What is distinctive about trekking in Norway?

- The trekking terrain is at lower elevations, so you can trek cabin to cabin with a light pack and expect some comforts at the end of the day.

Do I need special gear?

- If you will stay and eat at DNT cabins and lodges, you need only weatherproof clothing, sturdy boots, a comfortable rucksack or backpack and other gear that you might use on a day trip, and you need not take a sleeping bag, just a cotton hut sack (sheet sleeping bag), also called a hut sleeper, because the cabin and lodge bunks have duvets or blankets. But if you wish, you may camp out and take a tent, sleeping bag, cooking gear and provisions.

Is it easy to find your way?

- Yes. Trails are marked with red letter Ts on Cairns and rock faces and are clearly shown on maps.

Are there challenges?

- Most trekking - hiking in summer and cross-country skiing in winter - is rolling mountain terrain. However, there are plenty of areas for mountaineering, technical rock and ice climbing, steep skiing and other extreme sports.

Is the weather harsh?

- Norway is a coastal country warmed by the Gulf Stream of the Atlantic Ocean, so its climate is far milder than that of inland countries at the same latitude. In a dry summer, you may hike for weeks clad only in a T-shirt and shorts. However, the weather is variable. Even in summer, you should be prepared to cope with sleet and snow, and on glaciers you may meet winter conditions year-round.
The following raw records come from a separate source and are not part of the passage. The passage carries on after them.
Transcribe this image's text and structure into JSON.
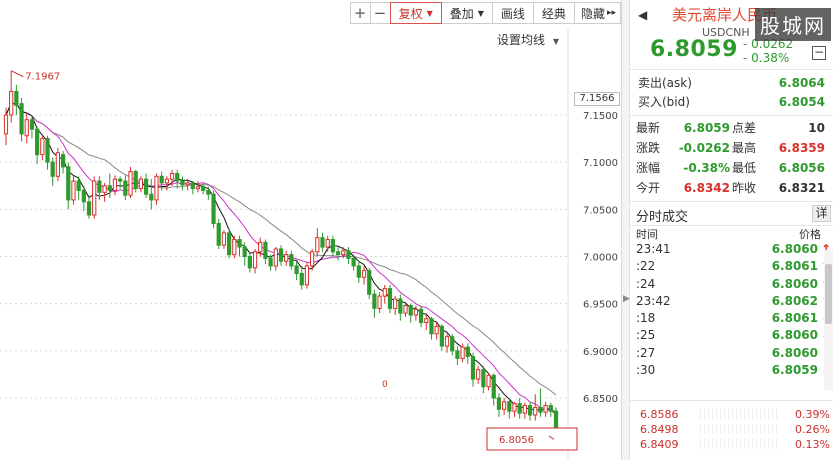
{
  "toolbar": {
    "plus": "+",
    "minus": "−",
    "fuquan": "复权",
    "diejia": "叠加",
    "huaxian": "画线",
    "jingdian": "经典",
    "yincang": "隐藏",
    "expand": "▸▸"
  },
  "ma_setting": "设置均线",
  "chart_data": {
    "type": "candlestick",
    "y_ticks": [
      "7.1500",
      "7.1000",
      "7.0500",
      "7.0000",
      "6.9500",
      "6.9000",
      "6.8500"
    ],
    "ylim": [
      6.81,
      7.21
    ],
    "current_price_label": "7.1566",
    "high_annotation": "7.1967",
    "low_annotation": "6.8056",
    "marker_text": "0",
    "candles": [
      [
        7.13,
        7.15,
        7.118,
        7.158
      ],
      [
        7.15,
        7.175,
        7.142,
        7.197
      ],
      [
        7.175,
        7.16,
        7.15,
        7.182
      ],
      [
        7.162,
        7.13,
        7.122,
        7.168
      ],
      [
        7.128,
        7.145,
        7.12,
        7.152
      ],
      [
        7.145,
        7.135,
        7.125,
        7.15
      ],
      [
        7.135,
        7.108,
        7.098,
        7.138
      ],
      [
        7.108,
        7.125,
        7.102,
        7.128
      ],
      [
        7.125,
        7.1,
        7.092,
        7.128
      ],
      [
        7.1,
        7.085,
        7.075,
        7.105
      ],
      [
        7.085,
        7.11,
        7.08,
        7.115
      ],
      [
        7.108,
        7.095,
        7.088,
        7.112
      ],
      [
        7.095,
        7.06,
        7.05,
        7.1
      ],
      [
        7.06,
        7.08,
        7.055,
        7.085
      ],
      [
        7.08,
        7.07,
        7.06,
        7.085
      ],
      [
        7.07,
        7.058,
        7.048,
        7.075
      ],
      [
        7.058,
        7.044,
        7.04,
        7.065
      ],
      [
        7.044,
        7.08,
        7.04,
        7.085
      ],
      [
        7.08,
        7.068,
        7.06,
        7.085
      ],
      [
        7.068,
        7.075,
        7.058,
        7.078
      ],
      [
        7.075,
        7.07,
        7.062,
        7.088
      ],
      [
        7.07,
        7.082,
        7.065,
        7.086
      ],
      [
        7.082,
        7.08,
        7.072,
        7.085
      ],
      [
        7.08,
        7.065,
        7.06,
        7.086
      ],
      [
        7.065,
        7.09,
        7.062,
        7.095
      ],
      [
        7.09,
        7.072,
        7.068,
        7.092
      ],
      [
        7.072,
        7.082,
        7.068,
        7.085
      ],
      [
        7.082,
        7.066,
        7.062,
        7.088
      ],
      [
        7.066,
        7.06,
        7.05,
        7.082
      ],
      [
        7.06,
        7.085,
        7.055,
        7.088
      ],
      [
        7.085,
        7.078,
        7.07,
        7.09
      ],
      [
        7.078,
        7.082,
        7.07,
        7.085
      ],
      [
        7.082,
        7.088,
        7.075,
        7.092
      ],
      [
        7.088,
        7.08,
        7.072,
        7.092
      ],
      [
        7.08,
        7.076,
        7.07,
        7.085
      ],
      [
        7.076,
        7.078,
        7.07,
        7.082
      ],
      [
        7.078,
        7.072,
        7.066,
        7.08
      ],
      [
        7.072,
        7.074,
        7.068,
        7.08
      ],
      [
        7.074,
        7.07,
        7.066,
        7.078
      ],
      [
        7.07,
        7.066,
        7.06,
        7.074
      ],
      [
        7.066,
        7.035,
        7.03,
        7.07
      ],
      [
        7.035,
        7.012,
        7.008,
        7.04
      ],
      [
        7.012,
        7.025,
        7.008,
        7.028
      ],
      [
        7.025,
        7.002,
        6.998,
        7.03
      ],
      [
        7.002,
        7.018,
        6.998,
        7.022
      ],
      [
        7.018,
        7.01,
        7.0,
        7.022
      ],
      [
        7.01,
        7.0,
        6.99,
        7.015
      ],
      [
        7.0,
        6.988,
        6.983,
        7.004
      ],
      [
        6.988,
        7.005,
        6.982,
        7.008
      ],
      [
        7.005,
        7.015,
        7.0,
        7.02
      ],
      [
        7.015,
        6.998,
        6.992,
        7.018
      ],
      [
        6.998,
        6.99,
        6.985,
        7.002
      ],
      [
        6.99,
        7.008,
        6.985,
        7.01
      ],
      [
        7.008,
        6.995,
        6.99,
        7.012
      ],
      [
        6.995,
        7.002,
        6.99,
        7.006
      ],
      [
        7.002,
        6.99,
        6.986,
        7.006
      ],
      [
        6.99,
        6.982,
        6.975,
        6.995
      ],
      [
        6.982,
        6.97,
        6.965,
        6.99
      ],
      [
        6.97,
        6.99,
        6.966,
        6.994
      ],
      [
        6.99,
        7.005,
        6.985,
        7.008
      ],
      [
        7.005,
        7.02,
        7.0,
        7.03
      ],
      [
        7.02,
        7.01,
        7.005,
        7.025
      ],
      [
        7.01,
        7.018,
        7.005,
        7.022
      ],
      [
        7.018,
        7.005,
        7.0,
        7.022
      ],
      [
        7.005,
        7.002,
        6.996,
        7.01
      ],
      [
        7.002,
        7.006,
        6.998,
        7.01
      ],
      [
        7.006,
        6.998,
        6.992,
        7.01
      ],
      [
        6.998,
        6.99,
        6.985,
        7.002
      ],
      [
        6.99,
        6.978,
        6.972,
        6.995
      ],
      [
        6.978,
        6.985,
        6.97,
        6.99
      ],
      [
        6.985,
        6.96,
        6.955,
        6.988
      ],
      [
        6.96,
        6.945,
        6.935,
        6.965
      ],
      [
        6.945,
        6.958,
        6.94,
        6.962
      ],
      [
        6.958,
        6.966,
        6.95,
        6.97
      ],
      [
        6.966,
        6.945,
        6.94,
        6.97
      ],
      [
        6.945,
        6.955,
        6.938,
        6.958
      ],
      [
        6.955,
        6.94,
        6.932,
        6.96
      ],
      [
        6.94,
        6.948,
        6.936,
        6.952
      ],
      [
        6.948,
        6.938,
        6.93,
        6.95
      ],
      [
        6.938,
        6.944,
        6.932,
        6.948
      ],
      [
        6.944,
        6.93,
        6.925,
        6.948
      ],
      [
        6.93,
        6.934,
        6.922,
        6.938
      ],
      [
        6.934,
        6.918,
        6.912,
        6.936
      ],
      [
        6.918,
        6.926,
        6.912,
        6.93
      ],
      [
        6.926,
        6.905,
        6.9,
        6.928
      ],
      [
        6.905,
        6.915,
        6.898,
        6.918
      ],
      [
        6.915,
        6.9,
        6.895,
        6.918
      ],
      [
        6.9,
        6.892,
        6.885,
        6.905
      ],
      [
        6.892,
        6.904,
        6.888,
        6.908
      ],
      [
        6.904,
        6.894,
        6.886,
        6.908
      ],
      [
        6.894,
        6.87,
        6.862,
        6.898
      ],
      [
        6.87,
        6.88,
        6.865,
        6.884
      ],
      [
        6.88,
        6.862,
        6.855,
        6.884
      ],
      [
        6.862,
        6.874,
        6.858,
        6.876
      ],
      [
        6.874,
        6.85,
        6.842,
        6.876
      ],
      [
        6.85,
        6.838,
        6.83,
        6.855
      ],
      [
        6.838,
        6.846,
        6.832,
        6.85
      ],
      [
        6.846,
        6.836,
        6.828,
        6.85
      ],
      [
        6.836,
        6.844,
        6.83,
        6.846
      ],
      [
        6.844,
        6.834,
        6.828,
        6.85
      ],
      [
        6.834,
        6.842,
        6.828,
        6.845
      ],
      [
        6.842,
        6.832,
        6.826,
        6.846
      ],
      [
        6.832,
        6.84,
        6.826,
        6.854
      ],
      [
        6.84,
        6.835,
        6.83,
        6.86
      ],
      [
        6.835,
        6.842,
        6.83,
        6.846
      ],
      [
        6.842,
        6.836,
        6.83,
        6.845
      ],
      [
        6.836,
        6.812,
        6.806,
        6.84
      ]
    ]
  },
  "header": {
    "back_arrow": "◀",
    "name": "美元离岸人民币",
    "code": "USDCNH",
    "price": "6.8059",
    "change": "- 0.0262",
    "change_pct": "- 0.38%",
    "min_btn": "−",
    "watermark": "股城网"
  },
  "bidask": [
    {
      "label": "卖出(ask)",
      "value": "6.8064"
    },
    {
      "label": "买入(bid)",
      "value": "6.8054"
    }
  ],
  "stats": [
    {
      "l1": "最新",
      "v1": "6.8059",
      "c1": "green",
      "l2": "点差",
      "v2": "10",
      "c2": "dark"
    },
    {
      "l1": "涨跌",
      "v1": "-0.0262",
      "c1": "green",
      "l2": "最高",
      "v2": "6.8359",
      "c2": "red"
    },
    {
      "l1": "涨幅",
      "v1": "-0.38%",
      "c1": "green",
      "l2": "最低",
      "v2": "6.8056",
      "c2": "green"
    },
    {
      "l1": "今开",
      "v1": "6.8342",
      "c1": "red",
      "l2": "昨收",
      "v2": "6.8321",
      "c2": "dark"
    }
  ],
  "ticks_title": "分时成交",
  "ticks_detail_btn": "详",
  "ticks_col_time": "时间",
  "ticks_col_price": "价格",
  "ticks": [
    {
      "time": "23:41",
      "price": "6.8060",
      "dir": "↑",
      "up": true
    },
    {
      "time": ":22",
      "price": "6.8061",
      "dir": "↑",
      "up": true
    },
    {
      "time": ":24",
      "price": "6.8060",
      "dir": "↑",
      "up": true
    },
    {
      "time": "23:42",
      "price": "6.8062",
      "dir": "↑",
      "up": true
    },
    {
      "time": ":18",
      "price": "6.8061",
      "dir": "↓",
      "up": false
    },
    {
      "time": ":25",
      "price": "6.8060",
      "dir": "↓",
      "up": false
    },
    {
      "time": ":27",
      "price": "6.8060",
      "dir": "",
      "up": false
    },
    {
      "time": ":30",
      "price": "6.8059",
      "dir": "↓",
      "up": false
    }
  ],
  "depth": [
    {
      "price": "6.8586",
      "pct": "0.39%"
    },
    {
      "price": "6.8498",
      "pct": "0.26%"
    },
    {
      "price": "6.8409",
      "pct": "0.13%"
    }
  ],
  "colors": {
    "up": "#d9302a",
    "down": "#2e9a2e",
    "ma5": "#111111",
    "ma10": "#cc33cc",
    "ma20": "#888888"
  }
}
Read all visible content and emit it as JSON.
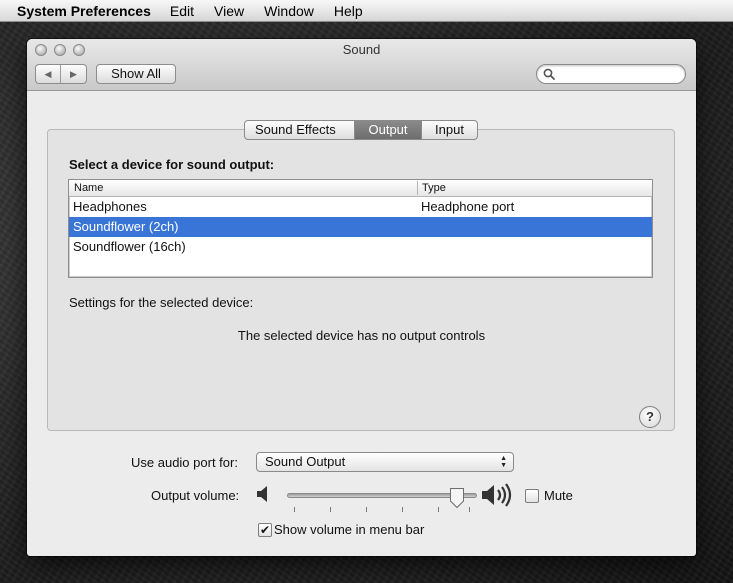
{
  "menubar": {
    "app_name": "System Preferences",
    "items": [
      "Edit",
      "View",
      "Window",
      "Help"
    ]
  },
  "window": {
    "title": "Sound",
    "show_all_label": "Show All",
    "search": {
      "value": "",
      "placeholder": ""
    }
  },
  "tabs": [
    {
      "label": "Sound Effects",
      "selected": false
    },
    {
      "label": "Output",
      "selected": true
    },
    {
      "label": "Input",
      "selected": false
    }
  ],
  "output": {
    "heading": "Select a device for sound output:",
    "columns": {
      "name": "Name",
      "type": "Type"
    },
    "devices": [
      {
        "name": "Headphones",
        "type": "Headphone port",
        "selected": false
      },
      {
        "name": "Soundflower (2ch)",
        "type": "",
        "selected": true
      },
      {
        "name": "Soundflower (16ch)",
        "type": "",
        "selected": false
      }
    ],
    "settings_label": "Settings for the selected device:",
    "no_controls_message": "The selected device has no output controls",
    "help_label": "?"
  },
  "bottom": {
    "port_label": "Use audio port for:",
    "port_value": "Sound Output",
    "volume_label": "Output volume:",
    "volume_level": 0.93,
    "mute_label": "Mute",
    "mute_checked": false,
    "show_in_menubar_label": "Show volume in menu bar",
    "show_in_menubar_checked": true
  },
  "colors": {
    "selection": "#3875d7",
    "window_bg": "#ececec"
  }
}
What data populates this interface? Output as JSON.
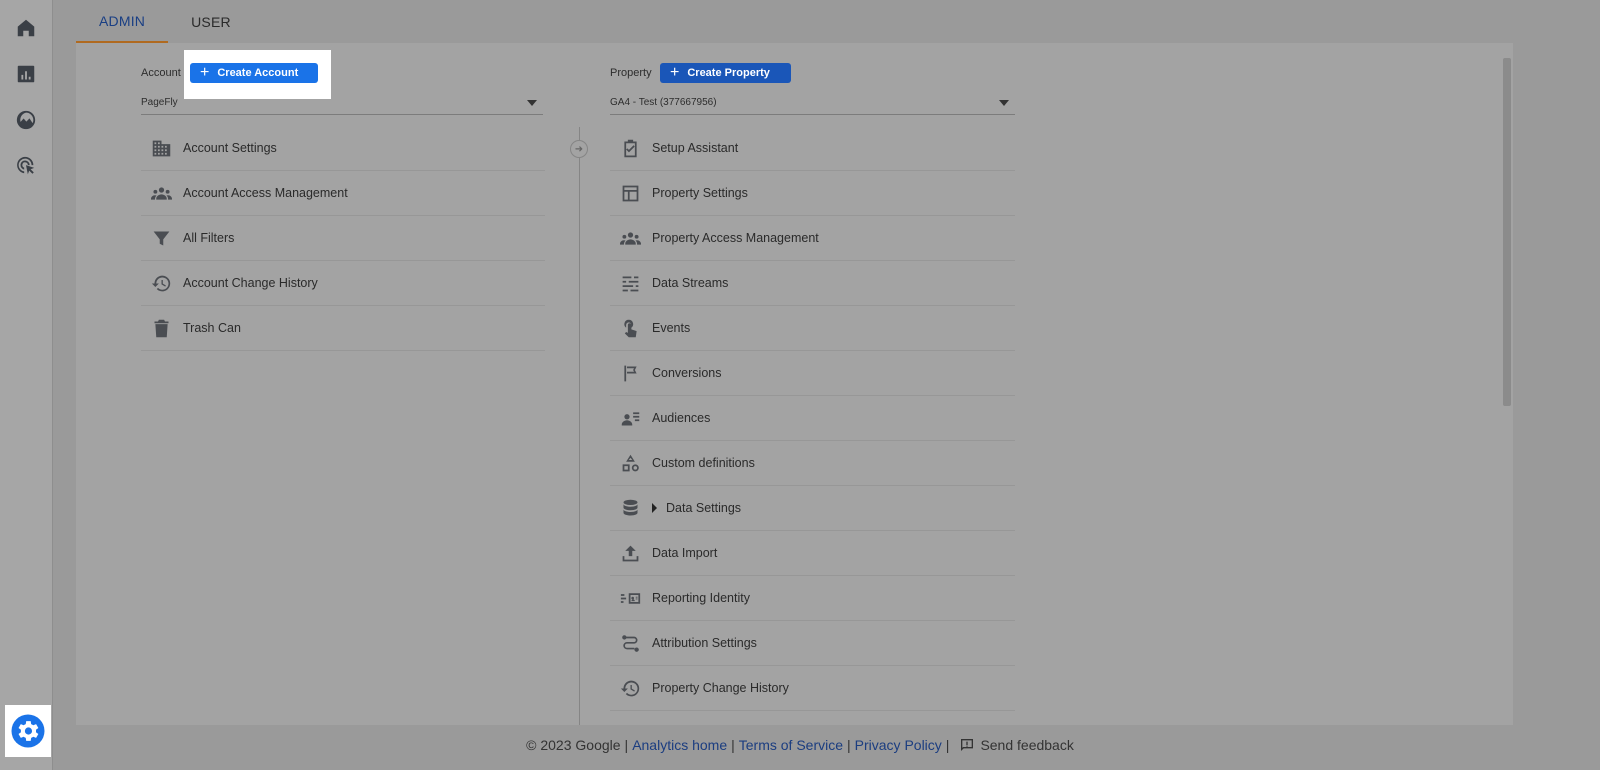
{
  "tabs": [
    {
      "label": "ADMIN",
      "active": true
    },
    {
      "label": "USER",
      "active": false
    }
  ],
  "rail": {
    "items": [
      "home-icon",
      "reports-icon",
      "explore-icon",
      "advertising-icon"
    ],
    "settings": "settings-icon"
  },
  "account": {
    "label": "Account",
    "create_button": "Create Account",
    "selected": "PageFly",
    "items": [
      {
        "label": "Account Settings",
        "icon": "building-icon"
      },
      {
        "label": "Account Access Management",
        "icon": "people-icon"
      },
      {
        "label": "All Filters",
        "icon": "filter-icon"
      },
      {
        "label": "Account Change History",
        "icon": "history-icon"
      },
      {
        "label": "Trash Can",
        "icon": "trash-icon"
      }
    ]
  },
  "property": {
    "label": "Property",
    "create_button": "Create Property",
    "selected": "GA4 - Test (377667956)",
    "items": [
      {
        "label": "Setup Assistant",
        "icon": "checkbox-icon"
      },
      {
        "label": "Property Settings",
        "icon": "layout-icon"
      },
      {
        "label": "Property Access Management",
        "icon": "people-icon"
      },
      {
        "label": "Data Streams",
        "icon": "streams-icon"
      },
      {
        "label": "Events",
        "icon": "touch-icon"
      },
      {
        "label": "Conversions",
        "icon": "flag-icon"
      },
      {
        "label": "Audiences",
        "icon": "audience-icon"
      },
      {
        "label": "Custom definitions",
        "icon": "shapes-icon"
      },
      {
        "label": "Data Settings",
        "icon": "database-icon"
      },
      {
        "label": "Data Import",
        "icon": "upload-icon"
      },
      {
        "label": "Reporting Identity",
        "icon": "identity-icon"
      },
      {
        "label": "Attribution Settings",
        "icon": "route-icon"
      },
      {
        "label": "Property Change History",
        "icon": "history-icon"
      }
    ]
  },
  "colors": {
    "accent_blue": "#1a73e8",
    "tab_underline": "#b06a20"
  },
  "footer": {
    "copyright": "© 2023 Google",
    "analytics_home": "Analytics home",
    "terms": "Terms of Service",
    "privacy": "Privacy Policy",
    "feedback": "Send feedback",
    "separator": "|"
  }
}
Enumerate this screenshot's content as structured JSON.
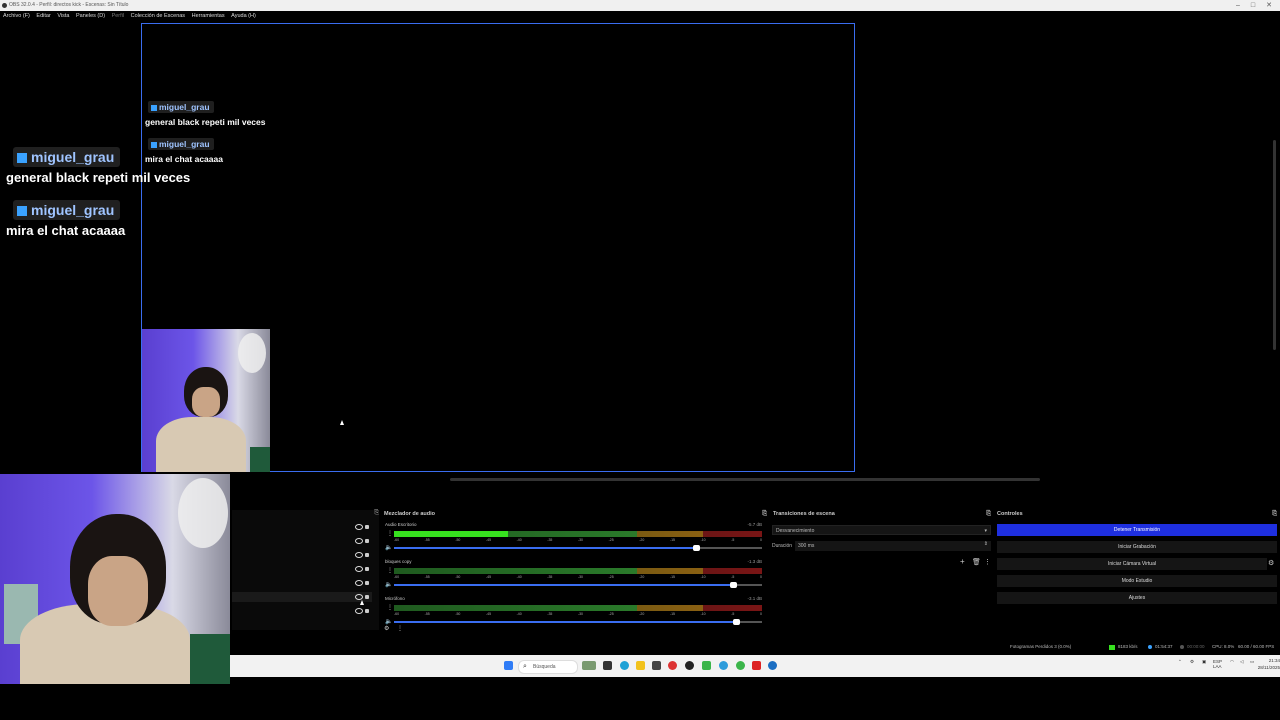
{
  "window": {
    "title": "OBS 32.0.4 - Perfil: directos kick - Escenas: Sin Título",
    "controls": [
      "–",
      "□",
      "✕"
    ]
  },
  "menu": [
    "Archivo (F)",
    "Editar",
    "Vista",
    "Paneles (D)",
    "Perfil",
    "Colección de Escenas",
    "Herramientas",
    "Ayuda (H)"
  ],
  "chat_small": [
    {
      "user": "miguel_grau",
      "message": "general black repeti mil veces"
    },
    {
      "user": "miguel_grau",
      "message": "mira el chat acaaaa"
    }
  ],
  "chat_large": [
    {
      "user": "miguel_grau",
      "message": "general black repeti mil veces"
    },
    {
      "user": "miguel_grau",
      "message": "mira el chat acaaaa"
    }
  ],
  "mixer": {
    "title": "Mezclador de audio",
    "channels": [
      {
        "name": "Audio Escritorio",
        "db": "-5.7 dB",
        "level": 0.31,
        "volume": 0.82
      },
      {
        "name": "bloques copy",
        "db": "-1.3 dB",
        "level": 0.0,
        "volume": 0.92
      },
      {
        "name": "Micrófono",
        "db": "-3.1 dB",
        "level": 0.0,
        "volume": 0.93
      }
    ],
    "ticks": [
      "-60",
      "-55",
      "-50",
      "-45",
      "-40",
      "-35",
      "-30",
      "-25",
      "-20",
      "-15",
      "-10",
      "-5",
      "0"
    ]
  },
  "transitions": {
    "title": "Transiciones de escena",
    "selected": "Desvanecimiento",
    "duration_label": "Duración",
    "duration_value": "300 ms"
  },
  "controls": {
    "title": "Controles",
    "buttons": [
      "Detener Transmisión",
      "Iniciar Grabación",
      "Iniciar Cámara Virtual",
      "Modo Estudio",
      "Ajustes"
    ]
  },
  "status": {
    "dropped": "Fotogramas Perdidos 3 (0.0%)",
    "bitrate": "8183 kb/s",
    "stream_time": "01:54:37",
    "rec_time": "00:00:00",
    "cpu": "CPU: 8.0%",
    "fps": "60.00 / 60.00 FPS"
  },
  "taskbar": {
    "search_placeholder": "Búsqueda",
    "lang": "ESP LAA",
    "time": "21:34",
    "date": "28/11/2025"
  },
  "colors": {
    "accent": "#3a6df0",
    "primary_button": "#1e2fe0",
    "meter_green": "#37e11f"
  }
}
Are there routes for cycling?

- Yes. Most trekking areas below forest line, as well as a few above, offer cycling on roads closed to ordinary traffic. On the larger lakes, scheduled service passenger launches take bicycles, so you can traverse most mountain areas by cycle.

Are there easily accessible paddling waters?

- Yes. There are many lakes and rivers suitable for canoeing and kayaking, and there are canoe and kayak rental services at the more popular paddling lakes. DNT had groups for canoeing and kayaking as well as for white water sports.

Are there good maps?

- Yes. There are detailed topographic maps, normally in scale 1:50 000 for the whole country and special maps for principal trekking and boating areas.

What does DNT mean in English?

- Den Norske Turistforening (DNT) translates best to "The Norwegian Trekking Association".

If I only visit for one trekking trip, need I join DNT?

- DNT cabins and facilities are open to all, members and non-members. But members enjoy discounts and benefits. To have access to the locked self-serviced huts, you need to be a member. The price of a year's DNT main-membership is about equal to the total member discounts in staying three nights at staffed lodges. So, if you intend to trek for more than three days, it pays to be a DNT member. Moreover, DNT members are entitled to discounts on outdoor gear at selected shops in Norway and at DNTs own gear-shops and enjoy discounts at trekking association cabins in neighbouring Sweden.

Can I get along speaking English?

- Yes. All Norwegians learn English at school, from age eight on, so you can speak English with the staff at lodges and with other trekkers. Elderly Norwegian people might have limited language-capacity. Moreover, map legends and many publications on trekking are bilingual, Norwegian and English.

Can I pay by credit card at the huts?

- Most staffed lodges have Point-Of-Sale (POS) terminals for payment by debit or credit card. At self-service and no-service cabins you can pay with cash or by filling out a direct debit single authorisation form available at the cabin. On the form you must state your International Bank Account Number (IBAN) or debit/credit card number and date of expiration. You sign to authorize debit of the amount due to your account. Put cash in a cash payment envelope provided and drop it into the payments box.

Are the cabins and lodges licensed to serve alcohol?

- All the staffed lodges are licensed to serve beer, and most of the larger DNT lodges as well as private lodges in the trail networks also are licensed to serve wine.